It took me a long time to work up to this point, but I am finally ready to admit the truth:
I’m a lightweight, and proud of it.
In a game dominated by those throwing max weight drivers in search of the biggest distance – and, in many cases, ego – possible, I am man enough to admit that I am perfectly content throwing my Latitude 64 Opto Diamond for most drives. Standing out on the fairway with its hot pink hue and weighing in at a whopping 154 grams, it is now a staple of my game.
In fact, I am building all of my drivers around this weight class for the foreseeable future, and I am quite pleased with the results so far.
It hasn’t always been like this, though. In fact, during my two-plus years of disc golfing, I have taken some bad advice, ignored some good, and felt some pain to finally get to this point.
Let’s start with the bad advice.
When I first started playing, I headed out to league night at my local course – not to play, but to learn. The president of the local club was nice enough to show me around and take a look in my bag, which at the time consisted of an Innova DX Valkyrie and the Leopard/Shark/Aviar trifecta found in the company’s starter pack sold in big box stores.
The president of the club flipped through my discs, turned them over and, looking at the “150” written on the underside of the starter pack trio, derisively said, “No. These are for ladies.”
While I was definitely put off by his tone and the insinuation that women weren’t skilled – something I found to be offensive, but didn’t speak up about due to my lack of comfort in the setting – I wanted to improve at disc golf. So, I quickly ditched the 150-class stuff and added some discs in the 170-gram range…

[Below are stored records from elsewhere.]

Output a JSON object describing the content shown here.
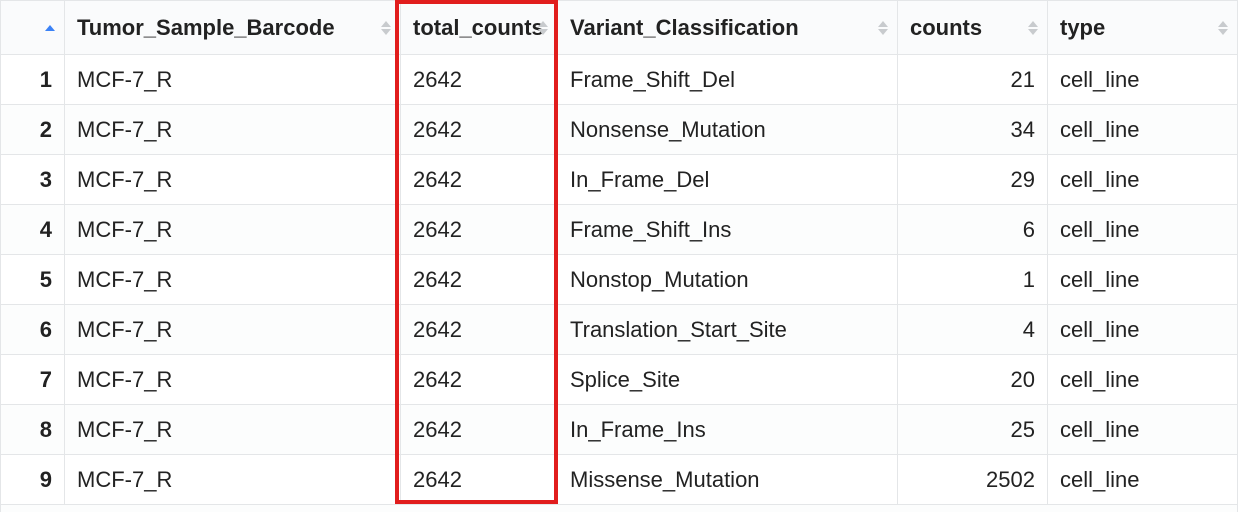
{
  "table": {
    "headers": {
      "idx": "",
      "tsb": "Tumor_Sample_Barcode",
      "tot": "total_counts",
      "vc": "Variant_Classification",
      "cnt": "counts",
      "type": "type"
    },
    "rows": [
      {
        "idx": "1",
        "tsb": "MCF-7_R",
        "tot": "2642",
        "vc": "Frame_Shift_Del",
        "cnt": "21",
        "type": "cell_line"
      },
      {
        "idx": "2",
        "tsb": "MCF-7_R",
        "tot": "2642",
        "vc": "Nonsense_Mutation",
        "cnt": "34",
        "type": "cell_line"
      },
      {
        "idx": "3",
        "tsb": "MCF-7_R",
        "tot": "2642",
        "vc": "In_Frame_Del",
        "cnt": "29",
        "type": "cell_line"
      },
      {
        "idx": "4",
        "tsb": "MCF-7_R",
        "tot": "2642",
        "vc": "Frame_Shift_Ins",
        "cnt": "6",
        "type": "cell_line"
      },
      {
        "idx": "5",
        "tsb": "MCF-7_R",
        "tot": "2642",
        "vc": "Nonstop_Mutation",
        "cnt": "1",
        "type": "cell_line"
      },
      {
        "idx": "6",
        "tsb": "MCF-7_R",
        "tot": "2642",
        "vc": "Translation_Start_Site",
        "cnt": "4",
        "type": "cell_line"
      },
      {
        "idx": "7",
        "tsb": "MCF-7_R",
        "tot": "2642",
        "vc": "Splice_Site",
        "cnt": "20",
        "type": "cell_line"
      },
      {
        "idx": "8",
        "tsb": "MCF-7_R",
        "tot": "2642",
        "vc": "In_Frame_Ins",
        "cnt": "25",
        "type": "cell_line"
      },
      {
        "idx": "9",
        "tsb": "MCF-7_R",
        "tot": "2642",
        "vc": "Missense_Mutation",
        "cnt": "2502",
        "type": "cell_line"
      }
    ]
  }
}
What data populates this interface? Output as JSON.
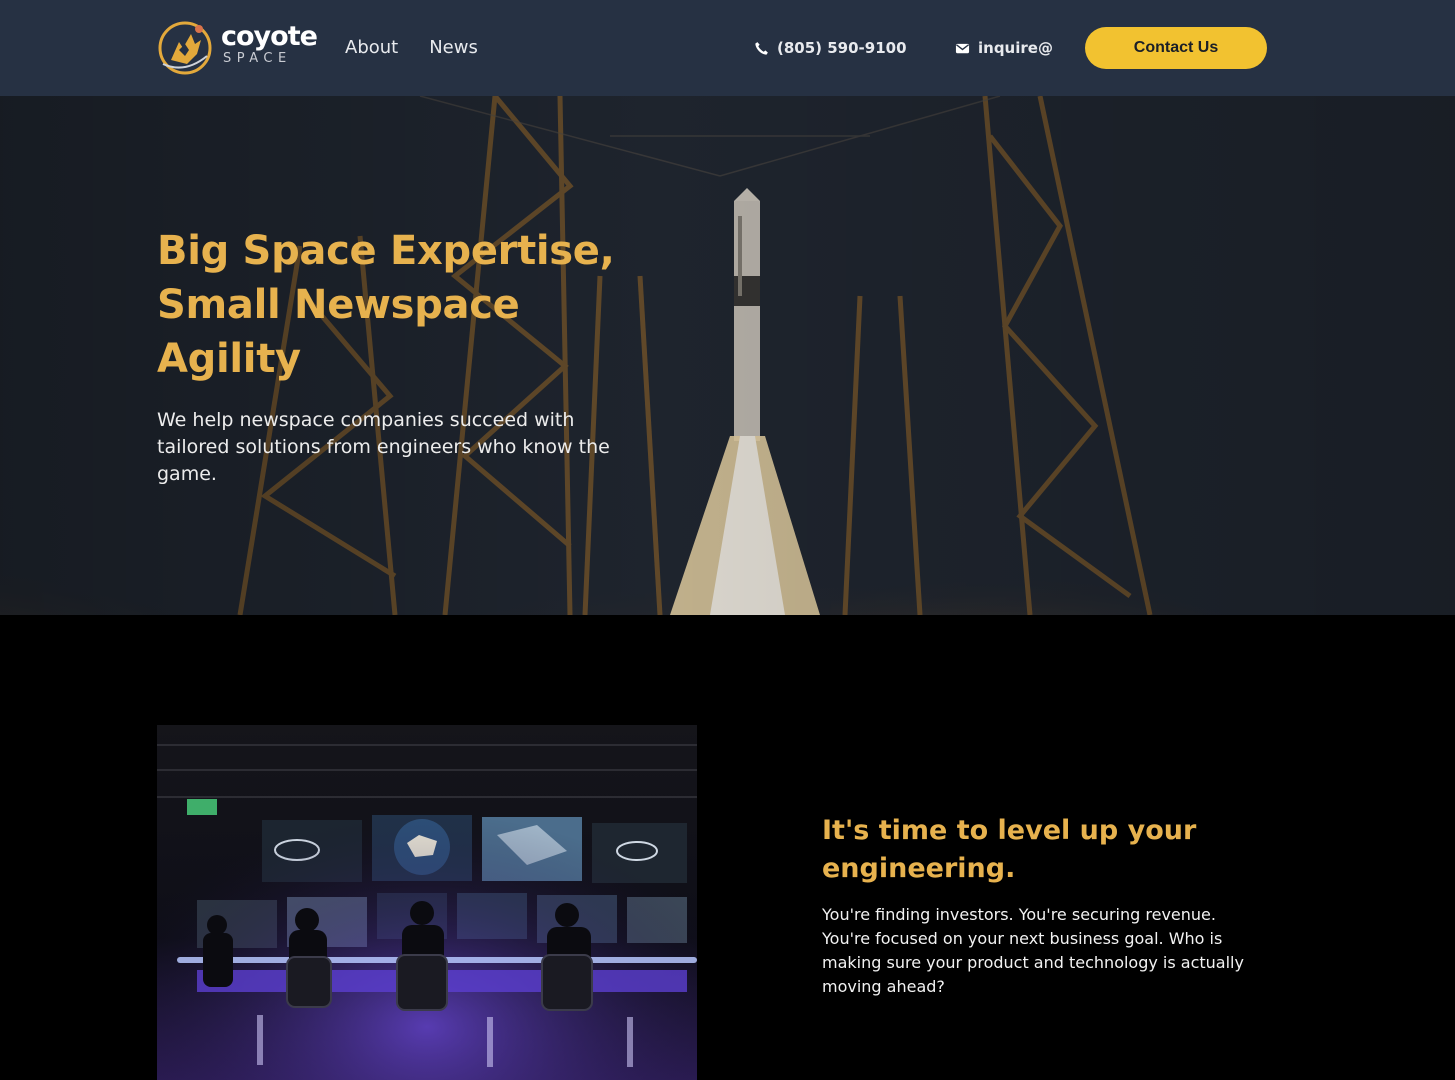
{
  "header": {
    "brand": {
      "name": "coyote",
      "tagline": "SPACE"
    },
    "nav": [
      {
        "label": "About"
      },
      {
        "label": "News"
      }
    ],
    "phone": {
      "icon": "phone-icon",
      "text": "(805) 590-9100"
    },
    "email": {
      "icon": "envelope-icon",
      "text": "inquire@"
    },
    "cta_label": "Contact Us"
  },
  "hero": {
    "title": "Big Space Expertise, Small Newspace Agility",
    "subtitle": "We help newspace companies succeed with tailored solutions from engineers who know the game."
  },
  "section2": {
    "heading": "It's time to level up your engineering.",
    "body": "You're finding investors.  You're securing revenue.  You're focused on your next business goal.  Who is making sure your product and technology is actually moving ahead?"
  },
  "colors": {
    "header_bg": "#263143",
    "accent_yellow": "#f2c230",
    "heading_gold": "#e7b24e",
    "page_bg": "#000000"
  }
}
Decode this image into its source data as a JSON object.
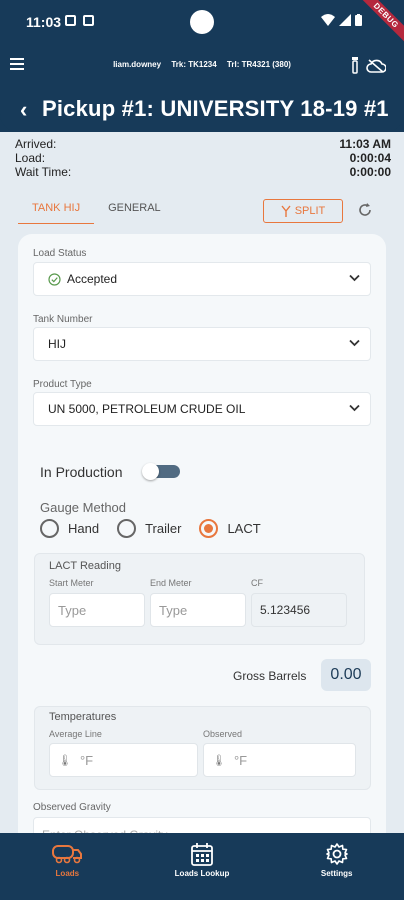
{
  "status_bar": {
    "time": "11:03",
    "debug_label": "DEBUG"
  },
  "header": {
    "user": "liam.downey",
    "truck": "Trk: TK1234",
    "trailer": "Trl: TR4321 (380)",
    "title": "Pickup #1: UNIVERSITY 18-19 #1"
  },
  "times": [
    {
      "label": "Arrived:",
      "value": "11:03 AM"
    },
    {
      "label": "Load:",
      "value": "0:00:04"
    },
    {
      "label": "Wait Time:",
      "value": "0:00:00"
    }
  ],
  "tabs": [
    {
      "label": "TANK HIJ"
    },
    {
      "label": "GENERAL"
    }
  ],
  "split_label": "SPLIT",
  "form": {
    "load_status": {
      "label": "Load Status",
      "value": "Accepted"
    },
    "tank_number": {
      "label": "Tank Number",
      "value": "HIJ"
    },
    "product_type": {
      "label": "Product Type",
      "value": "UN 5000, PETROLEUM CRUDE OIL"
    },
    "in_production": {
      "label": "In Production",
      "on": false
    },
    "gauge_method": {
      "label": "Gauge Method",
      "options": [
        "Hand",
        "Trailer",
        "LACT"
      ],
      "selected": "LACT"
    },
    "lact": {
      "title": "LACT Reading",
      "start_meter_label": "Start Meter",
      "start_meter_placeholder": "Type",
      "end_meter_label": "End Meter",
      "end_meter_placeholder": "Type",
      "cf_label": "CF",
      "cf_value": "5.123456"
    },
    "gross_barrels": {
      "label": "Gross Barrels",
      "value": "0.00"
    },
    "temperatures": {
      "title": "Temperatures",
      "average_line_label": "Average Line",
      "average_line_unit": "°F",
      "observed_label": "Observed",
      "observed_unit": "°F"
    },
    "observed_gravity": {
      "label": "Observed Gravity",
      "placeholder": "Enter Observed Gravity"
    }
  },
  "bottom_nav": [
    {
      "label": "Loads",
      "icon": "truck-icon",
      "active": true
    },
    {
      "label": "Loads Lookup",
      "icon": "calendar-icon",
      "active": false
    },
    {
      "label": "Settings",
      "icon": "gear-icon",
      "active": false
    }
  ],
  "colors": {
    "brand_navy": "#173a59",
    "accent_orange": "#e8773e",
    "background": "#e4ebf1"
  }
}
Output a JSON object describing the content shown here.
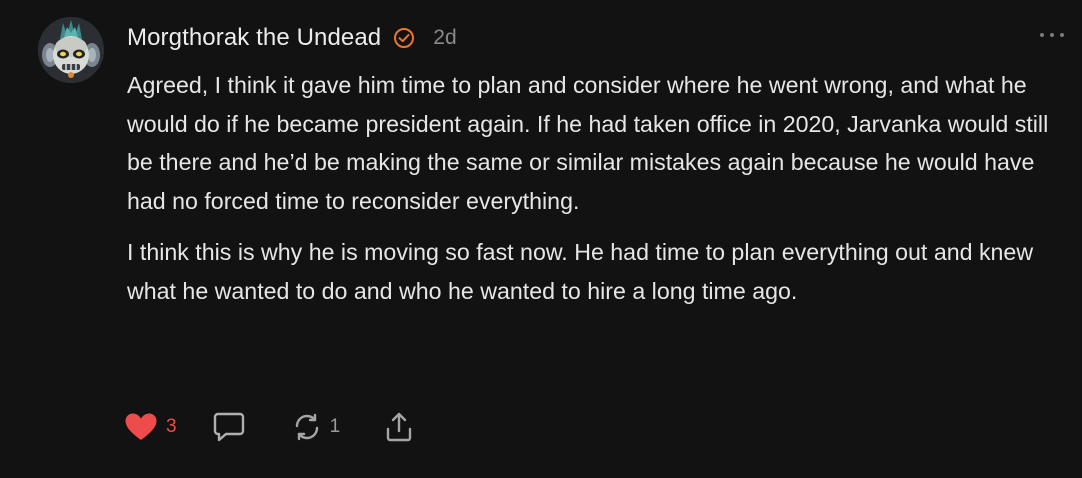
{
  "comment": {
    "author": "Morgthorak the Undead",
    "time": "2d",
    "avatar_icon": "skull-knight-avatar",
    "badge_icon": "check-circle-icon",
    "badge_color": "#e8782d",
    "paragraphs": [
      "Agreed, I think it gave him time to plan and consider where he went wrong, and what he would do if he became president again. If he had taken office in 2020, Jarvanka would still be there and he’d be making the same or similar mistakes again because he would have had no forced time to reconsider everything.",
      "I think this is why he is moving so fast now. He had time to plan everything out and knew what he wanted to do and who he wanted to hire a long time ago."
    ]
  },
  "actions": {
    "like_icon": "heart-icon",
    "like_count": "3",
    "like_color": "#ee4b4b",
    "reply_icon": "comment-bubble-icon",
    "restack_icon": "restack-icon",
    "restack_count": "1",
    "share_icon": "share-icon",
    "more_icon": "more-dots-icon"
  }
}
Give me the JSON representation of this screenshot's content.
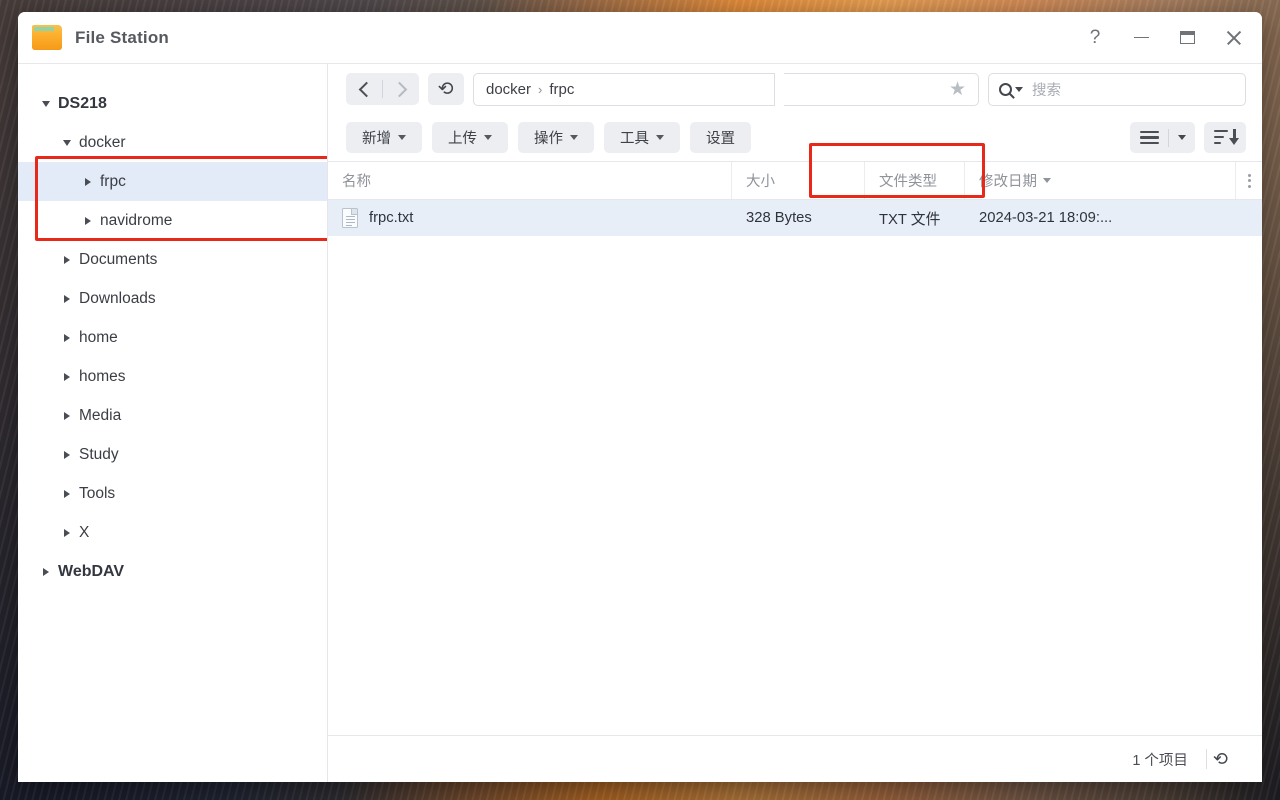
{
  "window": {
    "title": "File Station",
    "app_icon": "folder-icon",
    "controls": [
      {
        "name": "help",
        "glyph": "?"
      },
      {
        "name": "minimize",
        "glyph": "–"
      },
      {
        "name": "maximize",
        "glyph": "▢"
      },
      {
        "name": "close",
        "glyph": "✕"
      }
    ]
  },
  "sidebar": {
    "items": [
      {
        "label": "DS218",
        "level": 0,
        "caret": "down",
        "bold": true,
        "selected": false
      },
      {
        "label": "docker",
        "level": 1,
        "caret": "down",
        "bold": false,
        "selected": false
      },
      {
        "label": "frpc",
        "level": 2,
        "caret": "right",
        "bold": false,
        "selected": true
      },
      {
        "label": "navidrome",
        "level": 2,
        "caret": "right",
        "bold": false,
        "selected": false
      },
      {
        "label": "Documents",
        "level": 1,
        "caret": "right",
        "bold": false,
        "selected": false
      },
      {
        "label": "Downloads",
        "level": 1,
        "caret": "right",
        "bold": false,
        "selected": false
      },
      {
        "label": "home",
        "level": 1,
        "caret": "right",
        "bold": false,
        "selected": false
      },
      {
        "label": "homes",
        "level": 1,
        "caret": "right",
        "bold": false,
        "selected": false
      },
      {
        "label": "Media",
        "level": 1,
        "caret": "right",
        "bold": false,
        "selected": false
      },
      {
        "label": "Study",
        "level": 1,
        "caret": "right",
        "bold": false,
        "selected": false
      },
      {
        "label": "Tools",
        "level": 1,
        "caret": "right",
        "bold": false,
        "selected": false
      },
      {
        "label": "X",
        "level": 1,
        "caret": "right",
        "bold": false,
        "selected": false
      },
      {
        "label": "WebDAV",
        "level": 0,
        "caret": "right",
        "bold": true,
        "selected": false
      }
    ]
  },
  "navbar": {
    "back_icon": "chevron-left-icon",
    "forward_icon": "chevron-right-icon",
    "refresh_icon": "refresh-icon",
    "breadcrumb": [
      "docker",
      "frpc"
    ],
    "breadcrumb_separator": "›",
    "favorite_icon": "star-icon",
    "search": {
      "placeholder": "搜索",
      "value": "",
      "icon": "search-icon"
    }
  },
  "toolbar": {
    "buttons": [
      {
        "label": "新增",
        "dropdown": true
      },
      {
        "label": "上传",
        "dropdown": true
      },
      {
        "label": "操作",
        "dropdown": true
      },
      {
        "label": "工具",
        "dropdown": true
      },
      {
        "label": "设置",
        "dropdown": false
      }
    ],
    "view_icon": "list-view-icon",
    "view_dropdown_icon": "chevron-down-icon",
    "sort_icon": "sort-descending-icon"
  },
  "table": {
    "columns": [
      {
        "key": "name",
        "label": "名称",
        "sorted": false
      },
      {
        "key": "size",
        "label": "大小",
        "sorted": false
      },
      {
        "key": "type",
        "label": "文件类型",
        "sorted": false
      },
      {
        "key": "date",
        "label": "修改日期",
        "sorted": true
      }
    ],
    "options_icon": "column-options-icon",
    "rows": [
      {
        "icon": "text-file-icon",
        "name": "frpc.txt",
        "size": "328 Bytes",
        "type": "TXT 文件",
        "date": "2024-03-21 18:09:...",
        "selected": true
      }
    ]
  },
  "statusbar": {
    "item_count": "1 个项目",
    "refresh_icon": "refresh-icon"
  },
  "annotations": {
    "accent_color": "#e8291a",
    "boxes": [
      {
        "name": "sidebar-docker-frpc-highlight"
      },
      {
        "name": "breadcrumb-path-highlight"
      }
    ]
  }
}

…and promptly had trouble throwing them. I guess that’s what I get for heeding close-minded advice.
So, after struggling with weights in the 170s, I cobbled up my pride and dropped down into the 160s. Why didn’t I go all the way into the 150s and just get it over with?
Stubbornness, if I had to guess.
Some months down the road, though, I had a great opportunity presented to me. When playing in a low-key Ice Bowl event, I was put on the same card as Innova Ambassador (and Rattling Chains contributor) Allen Risley. Watching him play all day, and seeing how easy everything looked, told me I was doing something wrong. When I asked him for some advice on smoothing out my form, he pointed to throwing lighter discs, as they would be less forgiving of form flaws and would still travel far if thrown correctly.
So, naturally, I rushed out the next day and stocked up on 150-class drivers, right?
Well, kind of. I bought a 150-gram Star Teebird and a Star Valkyrie of the same weight, and headed out to the course.
However, due to my lack of patience – shock of the century, but these discs didn’t fly well for me right off the bat, because I never gave them time – I ended up ditching my new toys and heading back into the 160-range.
And that’s how it stood, up until about three weeks ago. I am not sure what happened – whether a flaw in my form had worsened, or if I strained something off the disc golf course – but I started to experience sharp, stabbing pains in my throwing elbow. When I got home from the course, I was having problems even picking up my daughter. That just can’t happen.
So, after taking a couple days off and a boatload of Ibuprofen, I decided something in my game had to change.
Right around the same time, Will Schusterick released an extremely helpful driving tutorial video that really broke down form in an easy-to-digest fashion.
Thinking back to what Risley told me – that light discs are good learning tools – I decided to dig into the stash of discs I bought for my wife, grab the Diamond, and pore over the Schusterick video to rebuild my form.
And while this process has only been a few weeks in the making, I am excited about the results so far. I have made some nice shots with the Diamond that have required very little exertion, including a near-ace on a basket I normally never touch with a drive. And, best of all, my arm hasn’t been in any pain since I started throwing it.
So, I am making the full switch to 150-class drivers. I just added a light blue Star Teebird that makes my discs look like they are suited for a baby shower, and I am on the hunt for one more distance driver to add to the mix. I might suffer a bit in the wind, but I think that is a small price to pay for playing without pain.
In the meantime, my old drivers are sitting in a stack, longing to be thrown. And maybe they will be someday. But for now, I am proud to admit that I throw lightweight drivers, even if they are pink.
Steve Hill is the associate editor for Rattling Chains. Email him at firstname.lastname@example.org and follow him on Twitter @OneMileMore.